Communications professionals inspire collegiate women
Every year, Hofstra’s chapter of Her Campus hosts a Dream Job Panel where they invite young communications and entertainment professionals to speak to students about how they obtained their dream jobs.
Her Campus is an international online magazine geared toward collegiate women. The outlet has many chapters that are run by hundreds of college students.
This year’s panel discussion took place on Thursday, April 25, in Breslin Hall and featured three panelists: Naledi Ushe, a digital writer at OK! Magazine; Serena Kerrigan, a host and producer at digital media company Refinery29; and Emily Miethner, the founder and CEO of FindSpark – a job search and networking site geared toward young people.
The panel was moderated by Her Campus Hofstra’s co-presidents, Sarah Hanlon and Abby Strusowski – both senior journalism majors. Hanlon and Strusowski posed questions to the panelists and then allowed audience members to ask questions as well.
The speakers touched on a wide range of topics such as their current jobs, internships and other experiences during their college years that helped prepare them for those jobs. They also offered advice to students, revealing some of their biggest career mistakes.
The panel addressed timely concerns of upperclassmen regarding their first jobs after college.
“You start to learn so much about yourself – don’t put so much pressure on that first job because you’re going to learn what you like and what you don’t like,” Kerrigan said. “You’re constantly learning and trying things out.”
Ushe, a former Hofstra student and vice president of the University’s chapter of Her Campus, attended the inaugural Dream Job Panel while she was a student. “To come and share my story ... [It] was really important for me to pay it forward,” Ushe said.
“I personally love the Dream Job Panel,” said Maddie Merinuk, the secretary of Her Campus Hofstra and a sophomore journalism major. “It’s my favorite event that Her Campus puts on and every year. We get amazing panelists to come speak and give advice.”
Despite the fact that the panel was called a Dream Job Panel, two of the three panelists said they did not actually have their dream jobs.
“I’m not at my dream job yet,” Ushe said. “I’m so early in my career – I definitely think I got super lucky with where I am, but I still want to keep driving forward.”
“I’m not at my dream job because I’m 25 and I have so many more things I want to accomplish in my life,” Kerrigan said. “I want to start my own company and ... [a] podcast. I want to do so much more, but I would have never known that ... a couple years ago.”
While the panelists believed students should always strive for their dream job, they also advised them to be open to other opportunities that may serve as stepping stones to their dream jobs.

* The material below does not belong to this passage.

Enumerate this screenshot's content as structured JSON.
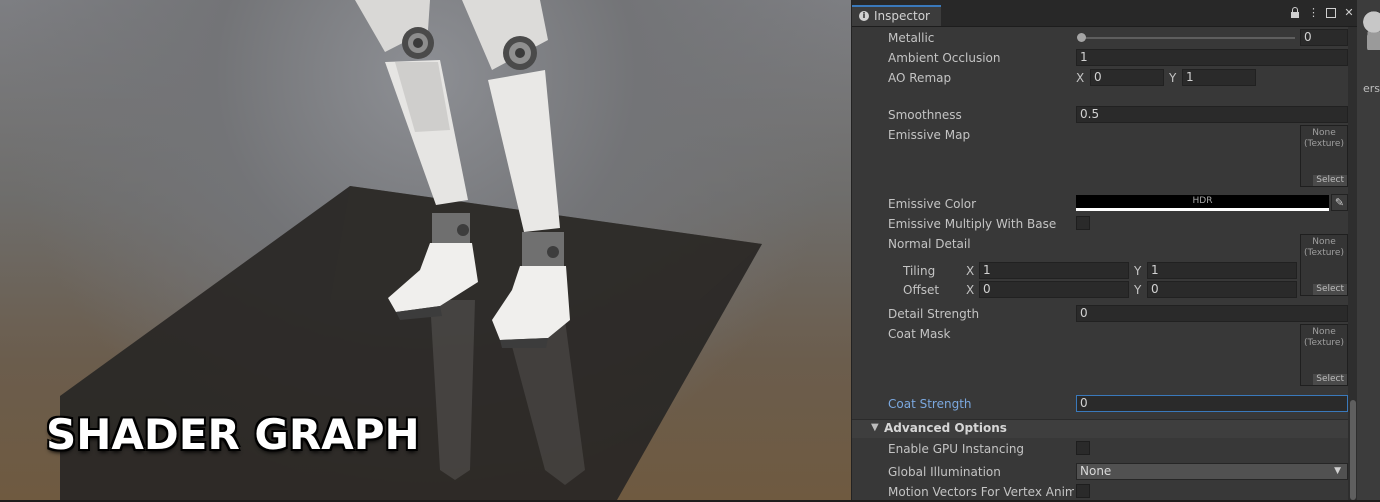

The panel stressed that students should not expect their dream jobs immediately. “Give yourself time,” Kerrigan said. “[With] everyone we know that’s successful, it did not happen overnight.”